MEXICAN MARINE |
December 05, 2012
Name: Garrett Phillip Anderson
Returned from: Iraq and Afghanistan
Hometown: Portland, OR
Milblog: Iraq/Afghanistan and More
Through heavily accented Spanglish the first thing he ever said to me was, “I am your Corporal and I do not like the dick sucking.” I would come to later find that he had a robot black heart tattooed over his real heart. I was eighteen years old and standing at the position of attention. I replied, “I do like the dick sucking but to each his own, Corporal.” My roommate was also new to the unit and had Mexican heritage, he bit his lip in fear, but I was confident that the Corporal would not comprehend my translation.
The Corporal was a light-skinned
Mexican, he was built of lean muscle, he ran Iron Man competitions for
fun, and he was my first real squad leader. I was at home. Somewhere in
the not-too-distant future both of the men standing with me in that room
would be shot full of bullets in their legs, the squad leader’s leg
almost blown in half and my roommate’s calves would look like a shark
took a snack as he stumbled into our overpowered house with his finger
laying down full automatic survival.
Later the squad leader was moved to point-man, after the rest of the unit returned from advanced training. He loved the job and was good at it because he moved like a panther and was born lethal. I asked our point man “Bandito” how he came to America and he told me about walking through the border after several attempts as a teenager. His brother had taught him how to knife fight and he would teach me. He spoke of bandits in the streets of Mexico as a youth and how these bandits knew not to fuck with his knife-fighting brother. During a training operation our unit participated in Okinawa the Bandito’s team was wiped out as he fought through the bottom story of a mock hotel with paint bullets. He called over the radio to inform us that he was carrying on. By himself the Bandito killed every member of the opposing force in the hotel working from the bottom floor to the rooftop. I was glad his service was in the US Marines.
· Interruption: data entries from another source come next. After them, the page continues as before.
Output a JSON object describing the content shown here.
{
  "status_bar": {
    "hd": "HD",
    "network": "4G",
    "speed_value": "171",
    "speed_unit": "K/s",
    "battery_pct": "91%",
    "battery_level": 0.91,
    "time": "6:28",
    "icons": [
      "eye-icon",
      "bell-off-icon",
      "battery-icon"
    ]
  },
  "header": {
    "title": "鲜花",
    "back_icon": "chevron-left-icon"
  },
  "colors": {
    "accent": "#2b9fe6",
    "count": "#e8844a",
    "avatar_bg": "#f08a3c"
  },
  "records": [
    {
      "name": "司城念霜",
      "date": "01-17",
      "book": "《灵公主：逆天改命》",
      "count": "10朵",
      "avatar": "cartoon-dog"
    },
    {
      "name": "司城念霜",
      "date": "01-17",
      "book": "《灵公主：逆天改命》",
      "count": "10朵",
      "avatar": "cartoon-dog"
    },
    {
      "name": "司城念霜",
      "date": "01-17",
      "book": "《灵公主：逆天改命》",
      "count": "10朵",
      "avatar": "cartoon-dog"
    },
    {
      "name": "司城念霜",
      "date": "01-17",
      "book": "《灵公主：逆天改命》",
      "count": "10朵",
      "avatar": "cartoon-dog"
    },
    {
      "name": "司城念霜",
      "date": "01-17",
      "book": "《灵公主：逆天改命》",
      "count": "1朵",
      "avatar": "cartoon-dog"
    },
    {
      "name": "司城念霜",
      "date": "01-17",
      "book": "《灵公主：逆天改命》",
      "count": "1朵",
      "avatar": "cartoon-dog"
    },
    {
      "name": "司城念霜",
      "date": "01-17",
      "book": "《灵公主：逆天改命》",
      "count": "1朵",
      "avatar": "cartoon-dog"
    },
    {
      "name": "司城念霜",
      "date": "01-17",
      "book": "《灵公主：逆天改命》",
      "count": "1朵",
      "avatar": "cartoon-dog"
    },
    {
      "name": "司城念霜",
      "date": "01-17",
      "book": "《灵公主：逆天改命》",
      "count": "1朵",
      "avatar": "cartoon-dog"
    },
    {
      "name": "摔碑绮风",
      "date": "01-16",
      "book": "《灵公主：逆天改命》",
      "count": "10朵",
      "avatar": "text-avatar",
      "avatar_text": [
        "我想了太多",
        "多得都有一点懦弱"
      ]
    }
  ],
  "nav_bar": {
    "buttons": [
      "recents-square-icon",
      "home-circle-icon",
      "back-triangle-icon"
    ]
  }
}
I was his student. In Kuwait in late 2004 he introduced me to a Sergeant Peralta in 1st platoon. The Bandito explained to me and the Sergeant his outlook on the impending Battle of Fallujah. He said, “I am here for the glory, nothing else. A million bullets can rain down and if Mary wants to take me it will be my time, if not it won’t.” I objected to this non-scientific approach and Sergeant Peralta laughed at my interpretation. Sergeant Peralta would later be nominated for a still-pending Medal of Honor when, after being terribly wounded, he pulled an enemy hand grenade under his life-filled body, absorbing the lethal impact, thus saving the lives of the Marines in the room with him. Regular guys who come from Mexico, the Mexican Marine Corps, and an untold story of sacrifice by Mexican immigrants lives to this day in our military, which has always been filled with immigrants, who yesteryear were white, giving generations of Americans a good excuse to avoid service.
This machinery is necessary to the American framework, it is not cruel, and tomorrow the Latino immigrants who served become politicians and can serve their non-serving white counterparts with a record that can’t be challenged. This is the real America, and a new wave of demographic will be our integrated future, like it or not. The truth is, domesticated suburbanite teenagers like I was can’t be killing effective without the hard hand of the immigrant Corporal, who is hard through experience and a representative of every immigrant Corporal from every country to come to America, pick up a gun and fight in a foreign land.
After the wounded had been extracted, I picked up the Bandito’s helmet. I looked to a full moon and wondered if there was any significance in this. My hero had been killed and my teacher was off to the hospital. I reached into his helmet and picked out a Spanish prayer card he had tucked into the webbing. I stuck it into the webbing of my helmet and left the war an untouched atheist. I will visit the Bandito in Mexico next month for the first time since we were Marines, where he is fighting for his country in the drug war. He is my last interview for the film.